Using the Correct Ratios of the Chemical to Fuel


For the sake of your engine you must never run lean; there should always be enough fuel for the nitrous oxide to blend with. Lack of fuel could see temperatures rise alarmingly and oxidisation will take place if there is not an adequate supply of fuel for the oxygen to react with and this could prompt overheating.  To ensure correct performance, the ratio of nitrous oxide to gasoline is 9.649:1


The Role of the Plate Systems

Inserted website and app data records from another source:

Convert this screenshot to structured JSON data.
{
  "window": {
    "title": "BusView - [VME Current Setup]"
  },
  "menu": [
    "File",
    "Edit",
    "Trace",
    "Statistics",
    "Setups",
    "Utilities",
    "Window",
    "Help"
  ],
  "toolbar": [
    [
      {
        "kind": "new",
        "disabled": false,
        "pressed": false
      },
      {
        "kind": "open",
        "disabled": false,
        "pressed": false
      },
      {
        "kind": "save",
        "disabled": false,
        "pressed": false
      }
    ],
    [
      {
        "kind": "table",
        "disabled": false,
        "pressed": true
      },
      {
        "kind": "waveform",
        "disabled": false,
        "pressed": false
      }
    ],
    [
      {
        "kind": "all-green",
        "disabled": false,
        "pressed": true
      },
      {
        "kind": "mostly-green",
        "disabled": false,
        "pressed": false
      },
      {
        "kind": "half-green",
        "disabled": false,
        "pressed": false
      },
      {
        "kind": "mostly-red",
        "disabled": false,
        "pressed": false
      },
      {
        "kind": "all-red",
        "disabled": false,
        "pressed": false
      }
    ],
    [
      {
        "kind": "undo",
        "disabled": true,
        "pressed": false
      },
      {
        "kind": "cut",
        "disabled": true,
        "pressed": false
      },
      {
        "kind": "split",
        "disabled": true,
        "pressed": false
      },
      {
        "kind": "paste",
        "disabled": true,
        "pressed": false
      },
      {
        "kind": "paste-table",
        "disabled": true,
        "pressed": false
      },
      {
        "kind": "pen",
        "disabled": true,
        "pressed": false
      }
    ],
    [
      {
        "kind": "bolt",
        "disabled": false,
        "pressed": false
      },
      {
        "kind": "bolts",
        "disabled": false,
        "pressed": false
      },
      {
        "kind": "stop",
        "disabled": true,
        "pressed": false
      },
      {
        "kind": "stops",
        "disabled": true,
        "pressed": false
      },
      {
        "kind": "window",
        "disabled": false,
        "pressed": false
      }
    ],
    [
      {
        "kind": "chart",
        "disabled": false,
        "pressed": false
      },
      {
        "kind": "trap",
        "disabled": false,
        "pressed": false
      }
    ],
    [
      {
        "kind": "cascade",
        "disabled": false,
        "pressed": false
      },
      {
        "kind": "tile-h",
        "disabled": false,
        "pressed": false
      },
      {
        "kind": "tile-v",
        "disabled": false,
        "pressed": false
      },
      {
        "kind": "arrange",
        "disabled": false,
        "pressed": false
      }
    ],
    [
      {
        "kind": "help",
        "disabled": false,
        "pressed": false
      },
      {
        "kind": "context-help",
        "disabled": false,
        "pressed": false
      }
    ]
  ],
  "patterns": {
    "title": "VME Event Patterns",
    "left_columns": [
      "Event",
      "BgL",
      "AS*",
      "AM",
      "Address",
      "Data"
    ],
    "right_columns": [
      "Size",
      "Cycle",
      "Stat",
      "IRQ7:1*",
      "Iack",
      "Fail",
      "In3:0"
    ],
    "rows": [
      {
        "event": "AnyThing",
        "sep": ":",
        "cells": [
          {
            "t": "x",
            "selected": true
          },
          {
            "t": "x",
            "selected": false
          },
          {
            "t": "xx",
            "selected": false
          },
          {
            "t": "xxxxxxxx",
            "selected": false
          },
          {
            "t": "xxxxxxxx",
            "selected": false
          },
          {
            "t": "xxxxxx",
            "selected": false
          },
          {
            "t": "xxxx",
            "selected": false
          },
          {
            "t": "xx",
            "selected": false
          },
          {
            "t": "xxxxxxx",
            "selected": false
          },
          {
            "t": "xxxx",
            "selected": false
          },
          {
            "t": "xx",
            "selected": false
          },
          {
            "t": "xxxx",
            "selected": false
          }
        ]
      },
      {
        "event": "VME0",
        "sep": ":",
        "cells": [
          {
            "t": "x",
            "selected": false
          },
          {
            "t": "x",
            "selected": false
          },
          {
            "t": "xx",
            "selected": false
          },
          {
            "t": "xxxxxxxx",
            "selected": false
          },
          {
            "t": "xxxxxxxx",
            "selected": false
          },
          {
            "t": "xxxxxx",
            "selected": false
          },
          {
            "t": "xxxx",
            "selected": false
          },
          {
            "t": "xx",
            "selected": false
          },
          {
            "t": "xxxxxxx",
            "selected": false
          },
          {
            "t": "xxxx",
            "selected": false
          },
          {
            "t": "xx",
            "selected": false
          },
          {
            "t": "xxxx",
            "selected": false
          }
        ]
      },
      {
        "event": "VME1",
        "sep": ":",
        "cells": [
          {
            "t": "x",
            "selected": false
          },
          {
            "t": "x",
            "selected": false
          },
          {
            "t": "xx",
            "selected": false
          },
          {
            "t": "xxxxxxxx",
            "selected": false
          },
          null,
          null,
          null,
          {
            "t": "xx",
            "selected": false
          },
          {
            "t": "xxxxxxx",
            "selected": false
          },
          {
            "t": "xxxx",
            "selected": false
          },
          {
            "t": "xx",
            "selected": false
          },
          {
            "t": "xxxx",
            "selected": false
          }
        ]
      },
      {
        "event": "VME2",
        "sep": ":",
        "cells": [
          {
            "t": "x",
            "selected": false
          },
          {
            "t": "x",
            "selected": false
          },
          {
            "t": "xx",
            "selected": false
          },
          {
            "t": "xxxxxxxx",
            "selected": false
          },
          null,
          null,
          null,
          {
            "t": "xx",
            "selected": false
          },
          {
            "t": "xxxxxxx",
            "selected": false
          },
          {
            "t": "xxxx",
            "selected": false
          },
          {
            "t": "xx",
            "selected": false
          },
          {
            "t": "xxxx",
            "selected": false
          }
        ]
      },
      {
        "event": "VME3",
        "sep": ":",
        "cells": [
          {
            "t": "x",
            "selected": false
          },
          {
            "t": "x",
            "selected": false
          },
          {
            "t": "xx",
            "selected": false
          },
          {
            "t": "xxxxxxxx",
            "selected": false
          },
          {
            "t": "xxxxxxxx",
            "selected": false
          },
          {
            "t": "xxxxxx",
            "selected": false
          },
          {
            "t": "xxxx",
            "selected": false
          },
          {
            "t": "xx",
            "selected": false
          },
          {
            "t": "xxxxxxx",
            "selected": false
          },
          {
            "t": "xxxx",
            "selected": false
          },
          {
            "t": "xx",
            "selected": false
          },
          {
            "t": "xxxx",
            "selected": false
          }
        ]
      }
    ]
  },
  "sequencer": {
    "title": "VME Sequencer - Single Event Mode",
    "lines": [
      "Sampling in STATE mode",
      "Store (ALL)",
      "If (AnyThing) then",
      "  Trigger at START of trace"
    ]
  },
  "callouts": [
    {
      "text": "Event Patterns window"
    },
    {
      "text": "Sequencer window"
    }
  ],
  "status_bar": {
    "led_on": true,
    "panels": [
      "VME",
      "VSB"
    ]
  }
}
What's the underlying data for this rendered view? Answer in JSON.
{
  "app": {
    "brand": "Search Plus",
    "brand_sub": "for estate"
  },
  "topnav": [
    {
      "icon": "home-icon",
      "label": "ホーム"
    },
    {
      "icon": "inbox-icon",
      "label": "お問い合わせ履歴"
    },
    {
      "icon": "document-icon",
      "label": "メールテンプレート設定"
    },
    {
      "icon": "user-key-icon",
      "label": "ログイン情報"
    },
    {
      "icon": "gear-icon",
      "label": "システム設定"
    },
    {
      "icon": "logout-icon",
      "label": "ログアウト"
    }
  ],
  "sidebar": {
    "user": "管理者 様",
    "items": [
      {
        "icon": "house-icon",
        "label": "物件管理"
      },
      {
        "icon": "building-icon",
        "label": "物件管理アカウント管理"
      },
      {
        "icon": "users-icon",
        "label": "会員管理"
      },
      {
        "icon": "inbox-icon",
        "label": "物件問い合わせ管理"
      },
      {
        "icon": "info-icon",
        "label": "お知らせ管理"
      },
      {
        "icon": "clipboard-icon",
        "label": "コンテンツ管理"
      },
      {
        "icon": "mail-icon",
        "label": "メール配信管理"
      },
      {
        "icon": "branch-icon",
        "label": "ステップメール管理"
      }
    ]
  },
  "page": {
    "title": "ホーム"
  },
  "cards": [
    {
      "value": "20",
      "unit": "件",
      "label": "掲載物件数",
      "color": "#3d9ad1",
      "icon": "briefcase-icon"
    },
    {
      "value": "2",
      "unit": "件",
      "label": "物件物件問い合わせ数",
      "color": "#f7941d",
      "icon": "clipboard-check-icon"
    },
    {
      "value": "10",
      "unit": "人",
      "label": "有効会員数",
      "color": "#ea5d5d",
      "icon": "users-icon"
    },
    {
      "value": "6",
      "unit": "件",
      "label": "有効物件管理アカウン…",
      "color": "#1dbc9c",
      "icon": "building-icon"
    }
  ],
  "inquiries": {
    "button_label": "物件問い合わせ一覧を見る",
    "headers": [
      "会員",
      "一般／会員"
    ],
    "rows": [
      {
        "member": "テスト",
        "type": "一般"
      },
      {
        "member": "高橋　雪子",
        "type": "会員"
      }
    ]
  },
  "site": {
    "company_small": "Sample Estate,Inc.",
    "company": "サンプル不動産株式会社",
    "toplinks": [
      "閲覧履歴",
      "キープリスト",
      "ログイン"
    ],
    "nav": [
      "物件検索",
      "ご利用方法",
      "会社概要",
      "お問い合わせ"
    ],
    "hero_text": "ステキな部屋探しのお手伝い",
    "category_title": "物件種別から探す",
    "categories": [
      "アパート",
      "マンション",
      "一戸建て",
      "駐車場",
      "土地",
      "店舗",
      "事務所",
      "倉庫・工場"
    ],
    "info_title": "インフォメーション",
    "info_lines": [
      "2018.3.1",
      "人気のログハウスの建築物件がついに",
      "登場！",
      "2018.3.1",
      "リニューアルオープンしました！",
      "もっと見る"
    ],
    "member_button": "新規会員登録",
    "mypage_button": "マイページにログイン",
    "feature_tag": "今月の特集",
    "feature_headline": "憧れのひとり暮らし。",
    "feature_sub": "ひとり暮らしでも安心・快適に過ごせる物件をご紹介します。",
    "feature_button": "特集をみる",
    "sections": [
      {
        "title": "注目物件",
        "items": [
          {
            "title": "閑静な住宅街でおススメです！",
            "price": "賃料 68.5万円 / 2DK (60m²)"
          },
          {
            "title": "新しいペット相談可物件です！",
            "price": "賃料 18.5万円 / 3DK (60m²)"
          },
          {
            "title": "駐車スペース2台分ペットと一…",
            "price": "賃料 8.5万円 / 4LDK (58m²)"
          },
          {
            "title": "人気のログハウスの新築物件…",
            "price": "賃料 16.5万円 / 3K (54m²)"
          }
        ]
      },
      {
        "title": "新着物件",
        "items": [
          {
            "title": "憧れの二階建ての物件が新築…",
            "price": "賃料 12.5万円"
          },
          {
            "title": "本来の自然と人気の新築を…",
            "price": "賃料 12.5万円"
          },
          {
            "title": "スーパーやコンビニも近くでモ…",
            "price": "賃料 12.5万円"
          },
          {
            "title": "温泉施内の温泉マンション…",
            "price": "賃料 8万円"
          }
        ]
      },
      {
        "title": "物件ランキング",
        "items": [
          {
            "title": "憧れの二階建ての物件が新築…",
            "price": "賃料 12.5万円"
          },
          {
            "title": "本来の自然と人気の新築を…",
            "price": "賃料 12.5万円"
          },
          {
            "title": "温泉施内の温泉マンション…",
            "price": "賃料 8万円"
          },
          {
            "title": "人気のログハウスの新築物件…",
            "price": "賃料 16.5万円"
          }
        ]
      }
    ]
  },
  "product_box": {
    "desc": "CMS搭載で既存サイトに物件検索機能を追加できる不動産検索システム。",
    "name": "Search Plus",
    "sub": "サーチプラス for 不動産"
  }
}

The most widely used system for injecting nitrous oxide into your engine is the spray bar type. This involves sandwiching a plate between the manifold and the carburettor each plate has two spray bars one being fuel and the other nitrous oxide. Because the upper spray is nitrous oxide a better mixture can be achieved. The installation of these plates is a reasonably easy process and favourable results can be achieved, however this is not the most efficient system. The longer nitrous oxide takes to get to the engines cylinders the more it expands and because it has to pass through the inlet manifold it could expand at the expense of the naturally aspirated mixture that the engine requires. As a result of this the closer to the cylinders the point of injection is, the more power can be achieved. Further problems have been experienced when using spray bars with larger kits in the region of 300 hp. Engines have been known to pause when nitrous oxide is introduced which can initiate wheel spin but once the system is running no problems have been experienced.


Nozzle Systems and how they operate


Much more power can be achieved by making use of the nozzle system. This involves more work but the advantage is in the results. It involves drilling and tapping the cylinder head by each inlet runner and adds one nozzle for each cylinder.  However, with experience it is possible to add more than one nozzle per cylinder but if you are just starting out one is good enough.  The extra work will result in a better mixture because the fuel and the nitrous oxide will be allowed to mix before injection.  There is hardly any expansion because the injection is so close to the cylinder and dependent on the positioning of the nozzles, airflow could increase. These are just some of the many advantages of installing a nozzle system.


Cooling and the Overall Effects


Cooling has a great effect on engine power and an extra 1-1.5 % more power can be achieved by dropping the intake air by 10 degrees.  This boost in power is caused by more fuel being burned as intake air is reduced in temperature.  As much as 30 hp can be obtained with a 400 hp engine from the cooling effect which is quite a significant amount.


The Results of Average Power


It has been proven that a nitrous oxide engine will always achieve better results than a traditionally aspirated engine. A nitrous oxide injected engine will reach a higher average horsepower at a lower rpm. Nitrous oxide is able to fill the cylinders at lower speeds.  This, in turn, will allow more nitrous oxide into the cylinders when the rpms are low and as the revs increase the engine will start to run on more naturally aspirated power.


Is Concentrated Oxygen an Option?


Adding pure oxygen has been tried but this process proved that by adding just a minimal amount, the control of the heat became a problem.  Also the oxygen proved to take up too much room and this was at the expense of naturally aspirated power. Nitrous oxide contains 64% nitrogen and 36% oxygen and the reason that engines gain heat rapidly when injected with nitrous oxide is the more that is injected the less nitrogen there is to absorb the heat.  By making use of nitrous oxide in your engine you are allowing more nitrogen and oxygen into it and as well as generating a lot more power you are able to gain control of the overall heat factor.